## Task to carry out
Pull every line containing the word "title" from the records.

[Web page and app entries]
---
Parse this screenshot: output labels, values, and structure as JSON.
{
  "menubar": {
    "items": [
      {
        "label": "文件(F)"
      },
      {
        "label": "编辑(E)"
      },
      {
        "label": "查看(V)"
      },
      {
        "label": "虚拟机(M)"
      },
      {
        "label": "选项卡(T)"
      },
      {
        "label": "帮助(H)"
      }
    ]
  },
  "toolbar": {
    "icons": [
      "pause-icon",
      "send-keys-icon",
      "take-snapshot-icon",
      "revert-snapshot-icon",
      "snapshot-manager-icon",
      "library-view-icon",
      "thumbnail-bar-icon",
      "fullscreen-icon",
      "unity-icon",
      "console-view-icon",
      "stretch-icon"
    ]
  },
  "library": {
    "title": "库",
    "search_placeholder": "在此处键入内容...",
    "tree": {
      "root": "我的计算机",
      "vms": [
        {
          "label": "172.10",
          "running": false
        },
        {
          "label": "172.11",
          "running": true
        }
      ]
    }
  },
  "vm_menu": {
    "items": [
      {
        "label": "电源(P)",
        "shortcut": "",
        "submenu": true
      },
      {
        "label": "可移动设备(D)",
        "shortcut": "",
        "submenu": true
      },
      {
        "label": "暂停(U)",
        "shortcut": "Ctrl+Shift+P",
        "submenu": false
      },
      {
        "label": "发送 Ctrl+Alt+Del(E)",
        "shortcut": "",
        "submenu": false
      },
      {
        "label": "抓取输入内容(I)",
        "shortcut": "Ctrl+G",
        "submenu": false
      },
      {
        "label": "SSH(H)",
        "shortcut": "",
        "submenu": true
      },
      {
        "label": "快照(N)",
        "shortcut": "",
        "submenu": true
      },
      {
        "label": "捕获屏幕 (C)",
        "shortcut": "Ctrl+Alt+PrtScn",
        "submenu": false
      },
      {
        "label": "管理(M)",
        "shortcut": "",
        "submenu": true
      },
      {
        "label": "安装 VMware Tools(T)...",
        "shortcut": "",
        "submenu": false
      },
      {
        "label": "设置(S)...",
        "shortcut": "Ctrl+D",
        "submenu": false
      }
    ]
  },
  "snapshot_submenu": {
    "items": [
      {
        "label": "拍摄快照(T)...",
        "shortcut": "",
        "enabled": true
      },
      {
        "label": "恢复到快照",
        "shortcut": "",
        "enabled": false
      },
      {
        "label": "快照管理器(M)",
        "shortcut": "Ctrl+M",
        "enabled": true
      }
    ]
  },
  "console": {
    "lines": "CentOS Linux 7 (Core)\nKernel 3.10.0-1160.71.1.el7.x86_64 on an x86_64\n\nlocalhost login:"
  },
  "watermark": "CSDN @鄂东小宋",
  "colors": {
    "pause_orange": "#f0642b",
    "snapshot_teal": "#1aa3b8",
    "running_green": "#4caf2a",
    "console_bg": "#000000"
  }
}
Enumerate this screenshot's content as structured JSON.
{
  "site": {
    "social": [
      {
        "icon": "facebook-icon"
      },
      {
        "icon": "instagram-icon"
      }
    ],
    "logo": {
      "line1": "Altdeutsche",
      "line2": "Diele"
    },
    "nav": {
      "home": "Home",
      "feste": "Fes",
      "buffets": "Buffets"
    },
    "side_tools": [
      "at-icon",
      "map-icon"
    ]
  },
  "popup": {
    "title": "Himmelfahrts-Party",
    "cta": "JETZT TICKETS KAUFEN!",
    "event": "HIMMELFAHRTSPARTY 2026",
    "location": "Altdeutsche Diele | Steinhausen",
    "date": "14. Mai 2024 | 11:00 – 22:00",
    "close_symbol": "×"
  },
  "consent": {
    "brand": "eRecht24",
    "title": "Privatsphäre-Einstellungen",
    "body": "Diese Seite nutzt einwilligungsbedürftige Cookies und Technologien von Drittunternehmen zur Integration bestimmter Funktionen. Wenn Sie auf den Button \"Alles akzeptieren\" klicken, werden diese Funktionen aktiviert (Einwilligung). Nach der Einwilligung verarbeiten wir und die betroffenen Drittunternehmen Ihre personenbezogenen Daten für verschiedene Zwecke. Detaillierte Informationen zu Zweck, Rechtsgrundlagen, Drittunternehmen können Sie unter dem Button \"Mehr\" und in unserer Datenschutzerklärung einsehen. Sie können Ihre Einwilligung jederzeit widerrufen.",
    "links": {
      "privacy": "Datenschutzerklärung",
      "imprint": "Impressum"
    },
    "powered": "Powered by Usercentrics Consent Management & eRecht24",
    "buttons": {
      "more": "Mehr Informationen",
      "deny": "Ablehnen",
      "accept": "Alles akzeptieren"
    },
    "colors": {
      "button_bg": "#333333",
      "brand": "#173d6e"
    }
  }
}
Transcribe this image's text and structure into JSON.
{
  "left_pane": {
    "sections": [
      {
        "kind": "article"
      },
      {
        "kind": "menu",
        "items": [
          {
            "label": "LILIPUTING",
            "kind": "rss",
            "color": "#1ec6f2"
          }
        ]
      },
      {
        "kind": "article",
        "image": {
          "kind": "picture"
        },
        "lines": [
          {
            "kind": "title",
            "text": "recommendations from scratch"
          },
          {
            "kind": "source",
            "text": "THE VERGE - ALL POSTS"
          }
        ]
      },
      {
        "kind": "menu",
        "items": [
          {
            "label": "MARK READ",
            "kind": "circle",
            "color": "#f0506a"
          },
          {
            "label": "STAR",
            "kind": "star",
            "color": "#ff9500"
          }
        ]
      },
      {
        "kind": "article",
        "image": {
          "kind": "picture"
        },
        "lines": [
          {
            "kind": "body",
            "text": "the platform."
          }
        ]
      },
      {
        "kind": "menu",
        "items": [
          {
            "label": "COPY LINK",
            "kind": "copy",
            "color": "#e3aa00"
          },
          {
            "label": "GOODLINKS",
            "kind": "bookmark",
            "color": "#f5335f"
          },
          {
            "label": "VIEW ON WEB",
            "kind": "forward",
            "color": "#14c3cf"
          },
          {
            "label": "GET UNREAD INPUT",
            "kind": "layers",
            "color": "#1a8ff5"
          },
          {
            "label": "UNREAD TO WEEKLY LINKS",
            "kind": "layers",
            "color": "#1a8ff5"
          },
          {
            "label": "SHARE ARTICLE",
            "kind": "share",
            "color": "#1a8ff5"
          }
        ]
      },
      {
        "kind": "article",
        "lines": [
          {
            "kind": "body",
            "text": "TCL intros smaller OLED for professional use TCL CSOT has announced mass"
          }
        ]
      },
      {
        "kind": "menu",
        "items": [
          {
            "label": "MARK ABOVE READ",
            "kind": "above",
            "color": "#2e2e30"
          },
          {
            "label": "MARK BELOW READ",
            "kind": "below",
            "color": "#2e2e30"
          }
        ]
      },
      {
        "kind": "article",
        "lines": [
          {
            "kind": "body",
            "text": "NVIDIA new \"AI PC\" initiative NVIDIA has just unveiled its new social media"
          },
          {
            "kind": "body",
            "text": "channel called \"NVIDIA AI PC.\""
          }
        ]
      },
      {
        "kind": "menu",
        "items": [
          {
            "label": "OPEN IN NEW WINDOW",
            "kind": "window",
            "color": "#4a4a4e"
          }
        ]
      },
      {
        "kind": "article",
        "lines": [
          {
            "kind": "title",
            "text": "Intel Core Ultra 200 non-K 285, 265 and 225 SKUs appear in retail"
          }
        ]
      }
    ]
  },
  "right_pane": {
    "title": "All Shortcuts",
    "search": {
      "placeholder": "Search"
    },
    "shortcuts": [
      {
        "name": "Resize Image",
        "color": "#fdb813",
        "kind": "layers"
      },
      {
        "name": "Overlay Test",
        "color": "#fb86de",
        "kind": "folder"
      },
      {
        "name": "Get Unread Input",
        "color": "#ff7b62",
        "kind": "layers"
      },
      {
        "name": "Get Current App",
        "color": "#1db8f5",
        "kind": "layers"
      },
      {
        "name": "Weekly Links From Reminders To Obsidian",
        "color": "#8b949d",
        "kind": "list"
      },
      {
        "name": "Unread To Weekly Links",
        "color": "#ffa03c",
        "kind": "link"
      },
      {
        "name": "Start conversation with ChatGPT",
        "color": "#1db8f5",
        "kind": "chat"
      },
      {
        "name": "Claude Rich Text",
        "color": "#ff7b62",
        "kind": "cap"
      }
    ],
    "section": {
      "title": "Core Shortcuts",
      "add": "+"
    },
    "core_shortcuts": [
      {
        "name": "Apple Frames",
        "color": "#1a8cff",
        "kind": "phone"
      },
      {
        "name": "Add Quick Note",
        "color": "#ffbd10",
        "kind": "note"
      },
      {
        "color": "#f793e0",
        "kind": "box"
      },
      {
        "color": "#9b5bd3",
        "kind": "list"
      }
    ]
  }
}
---
## Result of the task
    "title": "库",
    "title": "Himmelfahrts-Party",
    "title": "Privatsphäre-Einstellungen",
            "kind": "title",
            "kind": "title",
    "title": "All Shortcuts",
      "title": "Core Shortcuts",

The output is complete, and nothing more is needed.